■ **TASK**
Write the entries below again, precisely as they appear.

===== AVAILABLE RECORDS =====

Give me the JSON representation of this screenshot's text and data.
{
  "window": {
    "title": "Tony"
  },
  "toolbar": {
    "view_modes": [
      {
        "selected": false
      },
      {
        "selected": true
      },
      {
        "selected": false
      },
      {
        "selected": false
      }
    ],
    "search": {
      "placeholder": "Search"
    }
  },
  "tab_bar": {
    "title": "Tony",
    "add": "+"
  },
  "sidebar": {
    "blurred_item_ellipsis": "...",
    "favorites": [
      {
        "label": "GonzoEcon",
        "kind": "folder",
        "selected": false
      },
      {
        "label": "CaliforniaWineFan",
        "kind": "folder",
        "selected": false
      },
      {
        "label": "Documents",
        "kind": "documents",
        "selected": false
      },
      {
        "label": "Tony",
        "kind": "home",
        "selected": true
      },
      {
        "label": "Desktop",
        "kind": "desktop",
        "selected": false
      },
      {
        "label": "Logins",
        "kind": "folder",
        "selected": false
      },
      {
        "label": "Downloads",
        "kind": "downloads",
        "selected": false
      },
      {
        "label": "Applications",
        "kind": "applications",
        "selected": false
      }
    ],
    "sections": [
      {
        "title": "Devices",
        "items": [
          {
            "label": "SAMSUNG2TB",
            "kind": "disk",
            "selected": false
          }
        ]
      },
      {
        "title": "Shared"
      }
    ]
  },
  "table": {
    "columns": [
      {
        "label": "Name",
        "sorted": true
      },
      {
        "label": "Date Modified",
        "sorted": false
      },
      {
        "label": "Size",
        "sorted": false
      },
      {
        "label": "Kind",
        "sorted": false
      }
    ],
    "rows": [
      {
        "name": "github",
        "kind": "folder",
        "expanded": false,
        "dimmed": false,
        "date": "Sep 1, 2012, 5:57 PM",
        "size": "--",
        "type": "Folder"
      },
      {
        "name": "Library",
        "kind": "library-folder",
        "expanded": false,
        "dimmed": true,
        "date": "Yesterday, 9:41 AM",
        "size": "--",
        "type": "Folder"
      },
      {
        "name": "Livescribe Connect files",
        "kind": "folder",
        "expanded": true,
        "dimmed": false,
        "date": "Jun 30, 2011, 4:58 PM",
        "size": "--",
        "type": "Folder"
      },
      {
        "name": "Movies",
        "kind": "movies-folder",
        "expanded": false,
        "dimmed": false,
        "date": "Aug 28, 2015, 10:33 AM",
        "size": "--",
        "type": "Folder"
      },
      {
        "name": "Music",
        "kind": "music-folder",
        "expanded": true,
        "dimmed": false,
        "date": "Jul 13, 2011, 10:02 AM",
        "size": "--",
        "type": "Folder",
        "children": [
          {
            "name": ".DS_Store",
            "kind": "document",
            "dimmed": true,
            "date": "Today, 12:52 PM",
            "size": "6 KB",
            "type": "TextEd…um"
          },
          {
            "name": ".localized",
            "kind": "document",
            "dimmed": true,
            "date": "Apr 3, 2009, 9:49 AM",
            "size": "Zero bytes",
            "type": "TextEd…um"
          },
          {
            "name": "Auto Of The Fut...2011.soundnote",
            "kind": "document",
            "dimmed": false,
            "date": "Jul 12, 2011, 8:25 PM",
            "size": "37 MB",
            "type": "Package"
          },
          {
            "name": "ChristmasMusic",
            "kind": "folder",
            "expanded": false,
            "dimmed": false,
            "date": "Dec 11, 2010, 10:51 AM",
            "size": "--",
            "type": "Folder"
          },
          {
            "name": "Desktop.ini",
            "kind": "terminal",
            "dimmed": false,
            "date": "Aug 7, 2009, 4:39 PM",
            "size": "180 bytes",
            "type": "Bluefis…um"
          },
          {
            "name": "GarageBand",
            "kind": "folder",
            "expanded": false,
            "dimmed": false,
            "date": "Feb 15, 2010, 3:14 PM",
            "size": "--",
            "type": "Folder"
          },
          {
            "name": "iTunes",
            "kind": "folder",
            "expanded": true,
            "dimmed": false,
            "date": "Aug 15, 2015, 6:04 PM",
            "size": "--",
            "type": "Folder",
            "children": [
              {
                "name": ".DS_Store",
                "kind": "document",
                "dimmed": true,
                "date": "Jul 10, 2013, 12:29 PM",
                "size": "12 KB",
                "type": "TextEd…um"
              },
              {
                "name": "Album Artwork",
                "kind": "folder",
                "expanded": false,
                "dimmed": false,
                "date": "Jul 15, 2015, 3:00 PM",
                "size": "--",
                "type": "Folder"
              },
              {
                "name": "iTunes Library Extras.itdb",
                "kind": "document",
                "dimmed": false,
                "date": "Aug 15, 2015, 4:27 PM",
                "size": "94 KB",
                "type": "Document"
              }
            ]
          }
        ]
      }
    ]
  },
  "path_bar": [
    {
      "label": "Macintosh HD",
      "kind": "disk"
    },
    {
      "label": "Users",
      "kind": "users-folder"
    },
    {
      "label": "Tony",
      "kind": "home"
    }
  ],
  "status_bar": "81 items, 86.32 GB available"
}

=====

■ **EXERCISE OUTPUT**
Give me the JSON representation of this screenshot's text and data.
{
  "window": {
    "title": "Tony"
  },
  "toolbar": {
    "view_modes": [
      {
        "selected": false
      },
      {
        "selected": true
      },
      {
        "selected": false
      },
      {
        "selected": false
      }
    ],
    "search": {
      "placeholder": "Search"
    }
  },
  "tab_bar": {
    "title": "Tony",
    "add": "+"
  },
  "sidebar": {
    "blurred_item_ellipsis": "...",
    "favorites": [
      {
        "label": "GonzoEcon",
        "kind": "folder",
        "selected": false
      },
      {
        "label": "CaliforniaWineFan",
        "kind": "folder",
        "selected": false
      },
      {
        "label": "Documents",
        "kind": "documents",
        "selected": false
      },
      {
        "label": "Tony",
        "kind": "home",
        "selected": true
      },
      {
        "label": "Desktop",
        "kind": "desktop",
        "selected": false
      },
      {
        "label": "Logins",
        "kind": "folder",
        "selected": false
      },
      {
        "label": "Downloads",
        "kind": "downloads",
        "selected": false
      },
      {
        "label": "Applications",
        "kind": "applications",
        "selected": false
      }
    ],
    "sections": [
      {
        "title": "Devices",
        "items": [
          {
            "label": "SAMSUNG2TB",
            "kind": "disk",
            "selected": false
          }
        ]
      },
      {
        "title": "Shared"
      }
    ]
  },
  "table": {
    "columns": [
      {
        "label": "Name",
        "sorted": true
      },
      {
        "label": "Date Modified",
        "sorted": false
      },
      {
        "label": "Size",
        "sorted": false
      },
      {
        "label": "Kind",
        "sorted": false
      }
    ],
    "rows": [
      {
        "name": "github",
        "kind": "folder",
        "expanded": false,
        "dimmed": false,
        "date": "Sep 1, 2012, 5:57 PM",
        "size": "--",
        "type": "Folder"
      },
      {
        "name": "Library",
        "kind": "library-folder",
        "expanded": false,
        "dimmed": true,
        "date": "Yesterday, 9:41 AM",
        "size": "--",
        "type": "Folder"
      },
      {
        "name": "Livescribe Connect files",
        "kind": "folder",
        "expanded": true,
        "dimmed": false,
        "date": "Jun 30, 2011, 4:58 PM",
        "size": "--",
        "type": "Folder"
      },
      {
        "name": "Movies",
        "kind": "movies-folder",
        "expanded": false,
        "dimmed": false,
        "date": "Aug 28, 2015, 10:33 AM",
        "size": "--",
        "type": "Folder"
      },
      {
        "name": "Music",
        "kind": "music-folder",
        "expanded": true,
        "dimmed": false,
        "date": "Jul 13, 2011, 10:02 AM",
        "size": "--",
        "type": "Folder",
        "children": [
          {
            "name": ".DS_Store",
            "kind": "document",
            "dimmed": true,
            "date": "Today, 12:52 PM",
            "size": "6 KB",
            "type": "TextEd…um"
          },
          {
            "name": ".localized",
            "kind": "document",
            "dimmed": true,
            "date": "Apr 3, 2009, 9:49 AM",
            "size": "Zero bytes",
            "type": "TextEd…um"
          },
          {
            "name": "Auto Of The Fut...2011.soundnote",
            "kind": "document",
            "dimmed": false,
            "date": "Jul 12, 2011, 8:25 PM",
            "size": "37 MB",
            "type": "Package"
          },
          {
            "name": "ChristmasMusic",
            "kind": "folder",
            "expanded": false,
            "dimmed": false,
            "date": "Dec 11, 2010, 10:51 AM",
            "size": "--",
            "type": "Folder"
          },
          {
            "name": "Desktop.ini",
            "kind": "terminal",
            "dimmed": false,
            "date": "Aug 7, 2009, 4:39 PM",
            "size": "180 bytes",
            "type": "Bluefis…um"
          },
          {
            "name": "GarageBand",
            "kind": "folder",
            "expanded": false,
            "dimmed": false,
            "date": "Feb 15, 2010, 3:14 PM",
            "size": "--",
            "type": "Folder"
          },
          {
            "name": "iTunes",
            "kind": "folder",
            "expanded": true,
            "dimmed": false,
            "date": "Aug 15, 2015, 6:04 PM",
            "size": "--",
            "type": "Folder",
            "children": [
              {
                "name": ".DS_Store",
                "kind": "document",
                "dimmed": true,
                "date": "Jul 10, 2013, 12:29 PM",
                "size": "12 KB",
                "type": "TextEd…um"
              },
              {
                "name": "Album Artwork",
                "kind": "folder",
                "expanded": false,
                "dimmed": false,
                "date": "Jul 15, 2015, 3:00 PM",
                "size": "--",
                "type": "Folder"
              },
              {
                "name": "iTunes Library Extras.itdb",
                "kind": "document",
                "dimmed": false,
                "date": "Aug 15, 2015, 4:27 PM",
                "size": "94 KB",
                "type": "Document"
              }
            ]
          }
        ]
      }
    ]
  },
  "path_bar": [
    {
      "label": "Macintosh HD",
      "kind": "disk"
    },
    {
      "label": "Users",
      "kind": "users-folder"
    },
    {
      "label": "Tony",
      "kind": "home"
    }
  ],
  "status_bar": "81 items, 86.32 GB available"
}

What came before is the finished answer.